I rarely give out 5 star reviews, reserving them for books I am more likely to re-read and recommend to other people, but Joe Hill's NOS4A2 is deserving of this rating, and I recommend it to everyone who can handle the occasional gruesome scene or inappropriate language.

Justin :)

Tuesday, June 11, 2013

FREE THIS WEEK!! The Dark Horde by Brewin

1989, rural Victoria, Australia. Something is preying upon the township of Howqua Hills. Brian Derwent, head of the local Police Station, must simultaneously grapple with the investigation, his disintegrating personal life and unseen forces that are not of this world.

Part thriller, part crime-fiction, all supernatural horror, The Dark Horde tells of the return of an ancient evil that is neither stoppable nor comprehensible...

If anyone's looking for a compelling horror story that will keep you up late at night (and that you can read with an Australian accent), look no further. Brewin's novel The Dark Horde is available for free in e-book format from Amazon this week, through June 14th. I have a link to the book here, and I also have a link to my review of the book here. Definitely an interesting novel worth taking a look at, but like I said, try not to read it late at night ;)


Monday, June 3, 2013

Banished: The Gods Among Us by William and Pamela Deen

Quick review for now, as I have work in a little bit.. Another indie author, and another good story that puts a new series on my to-read list.

There's something about mythology that always gets me interested, and almost always leaves me satisfied with the story in question. Banished tells the story of the god Inlil, banished to Earth for his indiscretions and harassment of the other gods. While I'm not familiar with the ancient Sumerian pantheon or any of these stories, I was still intrigued and thought I would take a look at this novella (the first of four). I don't regret this decision, and Banished is a 4 out of 5 star story in my book.

From the publisher:
Banished, begins the story on the gods' home world of Nibiru and is the first twelve chapters of The Gods Among Us. There, the malevolent god Inlil commits and is found guilty of crimes against a reigning goddess, Sud. In the past, Inlil's father, Anu, God-King of Nibiru, has overlooked his son's indiscretions. However, in this instance, he cannot ignore the heinous deed committed.

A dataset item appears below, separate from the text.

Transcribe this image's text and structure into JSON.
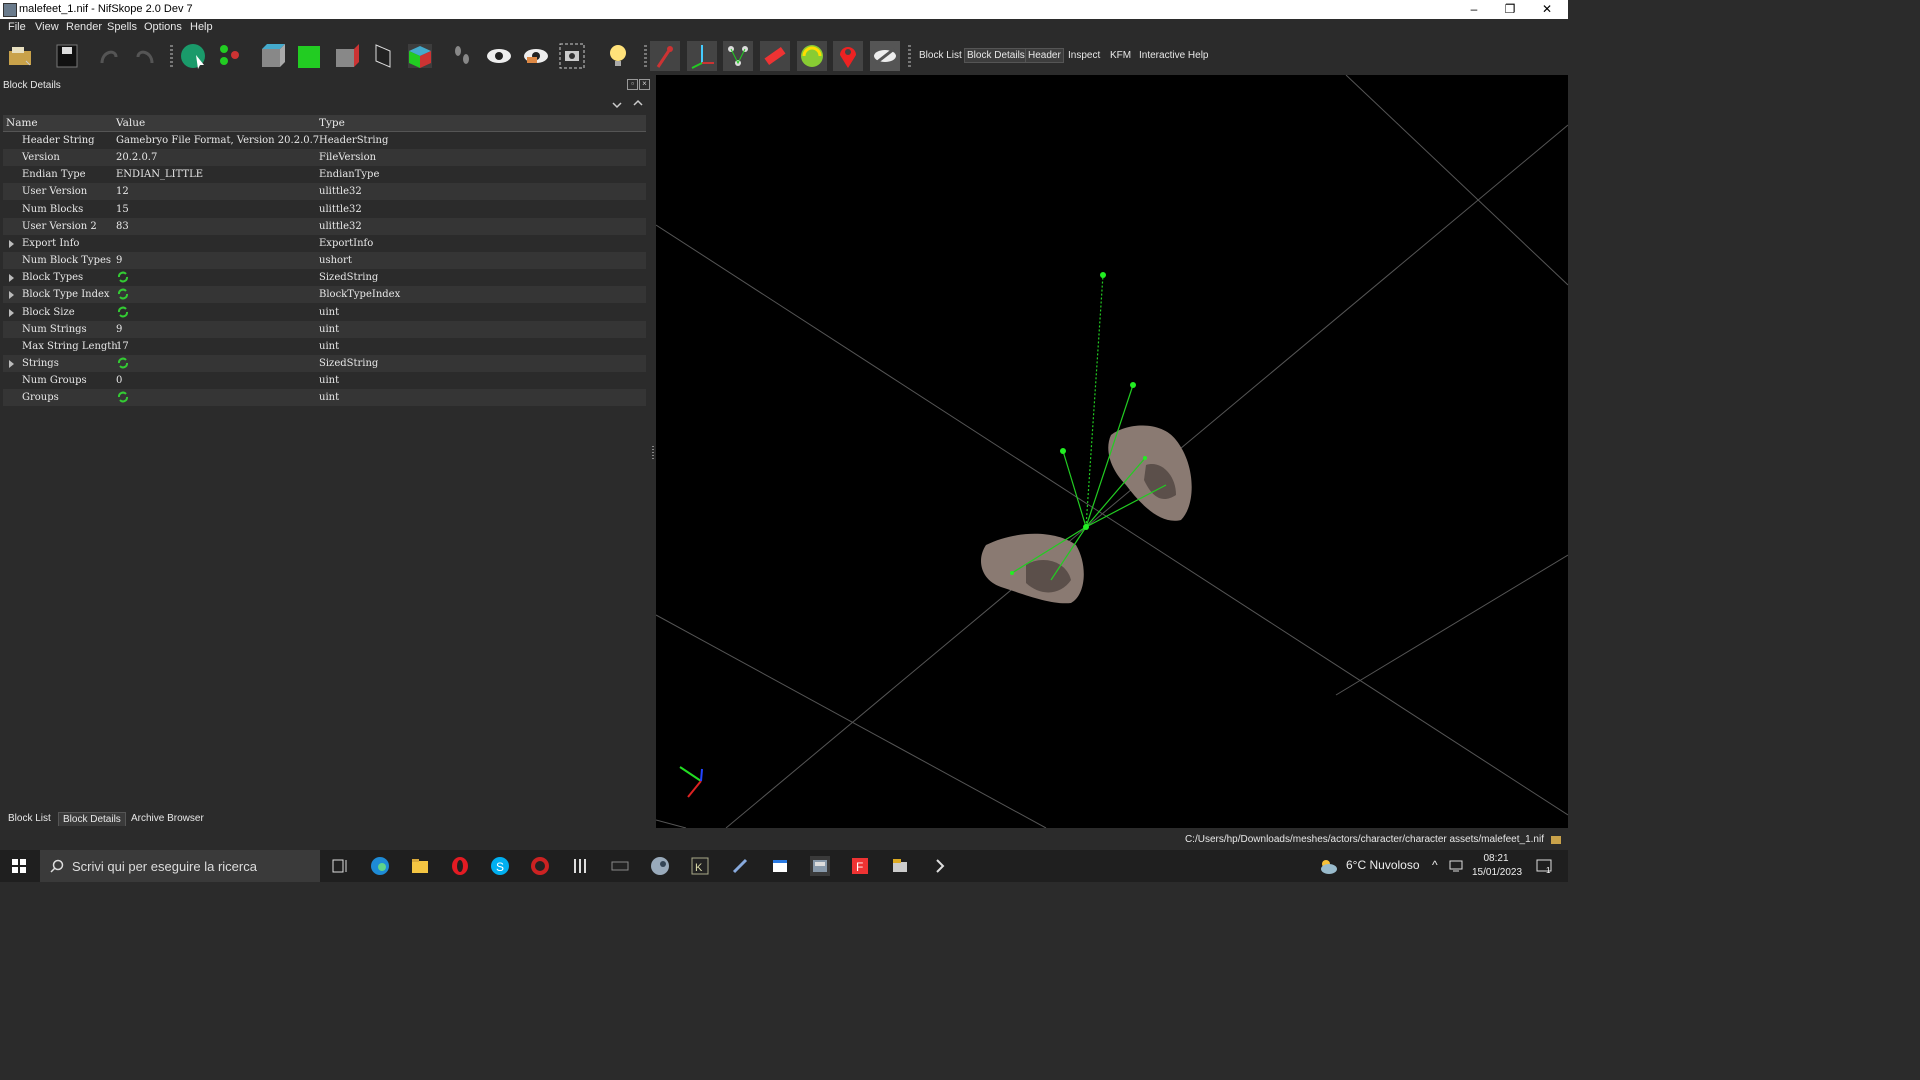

After confrontations with Sud's father, Haia, the greatest warrior god of Nibiru, and advice from his consul, another son, Enki, Anu banishes Inlil to Earth. There he is allowed to reign within the realm of canid, as a wolf. The only decree placed on his banishment, "Do not encroach upon the realm of man".

Inlil cannot resist.
In the year 10,000 BC, he attacks and slaughters a tribe of humans. He learns from the experience. Death, pain, and suffering of humans empowers him.

In response, Anu is forced to send Enki for the purpose of returning Inlil to Nibiru and imprisonment in Irkalla, the underworld. Enki, taking the form of a great white eagle, confronts his half-brother. Inlil escapes, althought not unharmed, into the dense forest and the battle for humankind begins.

My thoughts:
While there were parts that I thought could have been written a little better, I was pleased with this story and am likely to pick up the rest of the Gods Among Us novellas. I feel like the dialogue left a bit to be desired, but the Deens do a great job with descriptions and plot development. Again, I'm not savvy on this world of mythology, and cannot speak as to the 'poetic license' that other reviewers claim Deen took in retelling the story of these gods, but it is a quick novella that is sure to catch your attention and pull you into the characters' lives. I would definitely like to learn more about the big events that have brought the gods to this juncture, and hopefully some of this is highlighted in the rest of the series.

Justin :)